Visualizing horizontal contacts using Google Earth
Monocline in the
eastern Iran (32 24 50.95N, 56 47 00.19E). Click image to enlarge.
Once students have a good
visual grasp of inclined and vertical contacts, they move on to
horizontal contacts. The area at right in the eastern Dasht-e Lut of
Iran is a spectacular area for students to explore the transition between inclined contacts and horizontal contacts.
Because students are already familiar with the sawtooth pattern of
inclined units in areas with topography, they start by adding strike and
dip symbols to a printout of the area and sketch a cross section of the
western portion of the area.
The Google Earth 3D view allows students to visualize the relationship
between dip angle and the pattern of outcrop traces. Students work out
why the outcrop patterns in the central and eastern portions of the area
are so different from the western portion. Their introduction to map
interpretation ends with a discussion of the outcrop pattern of horizontal and very shallowly dipping contacts
Students finish this introductory section on mapping by making a concept sketch
of the map view (above) plus the oblique image (left)
to document their understanding of the influence of contact dip and
topography on outcrop patterns.
Mapping and cross section practice
Monument Upwarp, near Mexican Hat, Utah (37 09 15.44N, 109 49 20.24W).
Click image to enlarge.
Click to enlarge.
students have a good visual grasp of units, contacts, outcrop patterns,
and strike and dip, they are ready to use Google Earth to do more

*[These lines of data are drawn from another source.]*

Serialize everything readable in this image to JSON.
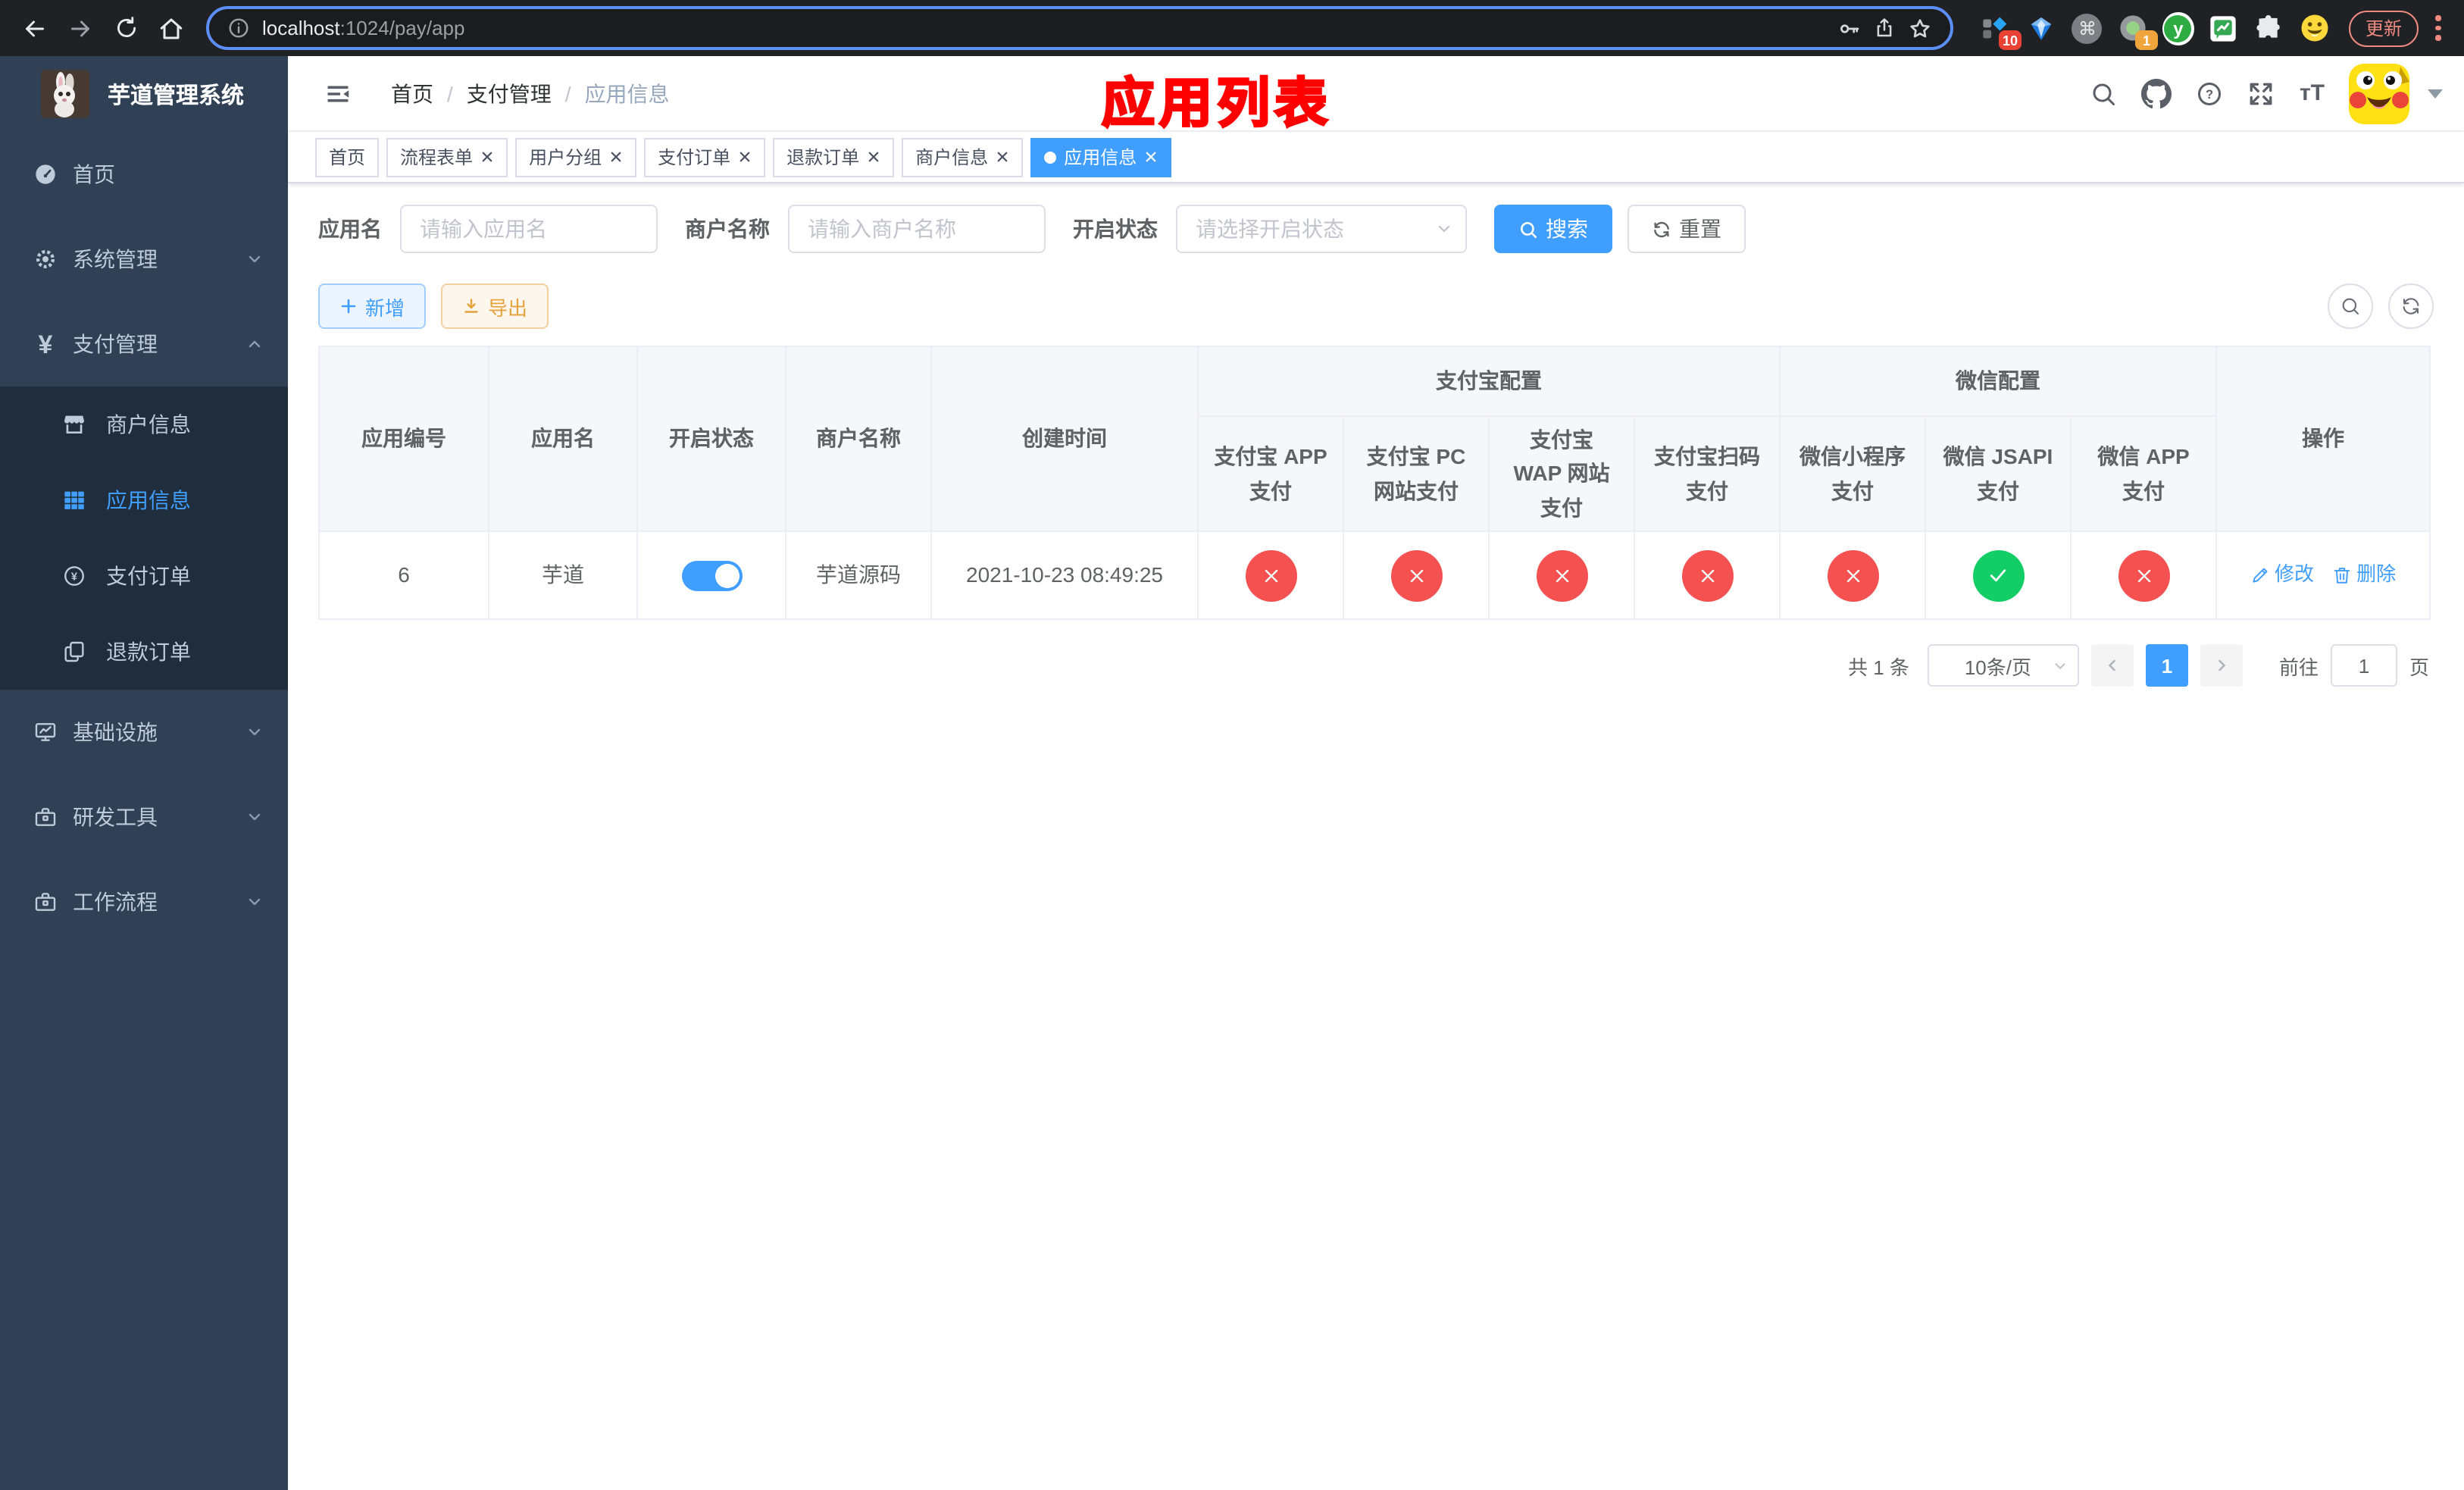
{
  "chrome": {
    "url_host": "localhost",
    "url_path": ":1024/pay/app",
    "update_button": "更新",
    "ext_badge_blue": "10",
    "ext_badge_rec": "1"
  },
  "glyphs": {
    "yen": "¥",
    "cmd": "⌘",
    "yudao_y": "y",
    "question": "?",
    "font_size": "тT"
  },
  "annotation": {
    "title": "应用列表"
  },
  "sidebar": {
    "title": "芋道管理系统",
    "menu": [
      {
        "label": "首页"
      },
      {
        "label": "系统管理"
      },
      {
        "label": "支付管理"
      },
      {
        "label": "商户信息"
      },
      {
        "label": "应用信息"
      },
      {
        "label": "支付订单"
      },
      {
        "label": "退款订单"
      },
      {
        "label": "基础设施"
      },
      {
        "label": "研发工具"
      },
      {
        "label": "工作流程"
      }
    ]
  },
  "navbar": {
    "breadcrumb": [
      "首页",
      "支付管理",
      "应用信息"
    ],
    "separator": "/"
  },
  "tags": [
    {
      "label": "首页",
      "closable": false,
      "active": false
    },
    {
      "label": "流程表单",
      "closable": true,
      "active": false
    },
    {
      "label": "用户分组",
      "closable": true,
      "active": false
    },
    {
      "label": "支付订单",
      "closable": true,
      "active": false
    },
    {
      "label": "退款订单",
      "closable": true,
      "active": false
    },
    {
      "label": "商户信息",
      "closable": true,
      "active": false
    },
    {
      "label": "应用信息",
      "closable": true,
      "active": true
    }
  ],
  "search": {
    "app_name_label": "应用名",
    "app_name_placeholder": "请输入应用名",
    "merchant_label": "商户名称",
    "merchant_placeholder": "请输入商户名称",
    "status_label": "开启状态",
    "status_placeholder": "请选择开启状态",
    "search_button": "搜索",
    "reset_button": "重置"
  },
  "toolbar": {
    "add_button": "新增",
    "export_button": "导出"
  },
  "table": {
    "headers": {
      "app_id": "应用编号",
      "app_name": "应用名",
      "status": "开启状态",
      "merchant": "商户名称",
      "create_time": "创建时间",
      "alipay_group": "支付宝配置",
      "wechat_group": "微信配置",
      "alipay_app": "支付宝 APP 支付",
      "alipay_pc": "支付宝 PC 网站支付",
      "alipay_wap": "支付宝 WAP 网站支付",
      "alipay_qr": "支付宝扫码支付",
      "wechat_lite": "微信小程序支付",
      "wechat_jsapi": "微信 JSAPI 支付",
      "wechat_app": "微信 APP 支付",
      "actions": "操作"
    },
    "rows": [
      {
        "app_id": "6",
        "app_name": "芋道",
        "status_on": true,
        "merchant": "芋道源码",
        "create_time": "2021-10-23 08:49:25",
        "alipay_app": false,
        "alipay_pc": false,
        "alipay_wap": false,
        "alipay_qr": false,
        "wechat_lite": false,
        "wechat_jsapi": true,
        "wechat_app": false,
        "edit_label": "修改",
        "delete_label": "删除"
      }
    ]
  },
  "pagination": {
    "total": "共 1 条",
    "page_size": "10条/页",
    "current_page": "1",
    "goto_label": "前往",
    "goto_value": "1",
    "goto_suffix": "页"
  },
  "colors": {
    "primary": "#409eff",
    "success": "#13ce66",
    "danger": "#f45151",
    "warning": "#e6a23c",
    "sidebar_bg": "#304156",
    "submenu_bg": "#1f2d3d"
  }
}
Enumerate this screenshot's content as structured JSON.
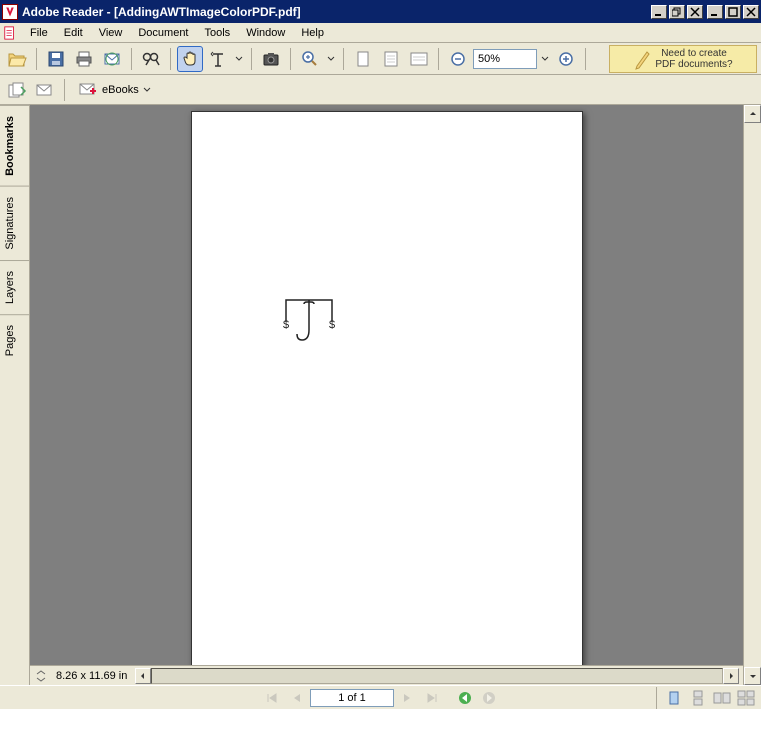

complex mapping. The Raplee Anticline (part of the Monument Upwarp) in
southern Utah (right) is an ideal area for students to map and interpret complex patterns in relatively simple bedrock geology
The change in dip from horizontal at the
top to inclined at the base creates fantastic patterns that students
normally find difficult to interpret in map view (right). Having the
Google Earth 3D view (left) makes it possible for them to visualize how
the contacts and topography interact.
Students can also use elevations in Google
Earth to convince themselves that some of the contacts are horizontal
(the red stars on the image at left, for example, lie at approximately
the same elevation) and others are inclined (the blue stars lie at
progressively lower elevations to the west).
For homework, students define mappable units for the image at left, add
strikes and dips, determine the age sequence of units, and create a
cross section sketch.
Go to the next step: Visualizing folds
Go to Visualizing inclined
contacts - Visualizing strike &
dip - Visualizing vertical
contacts - Visualizing horizontal
contacts - Visualizing folds - Other mapping projects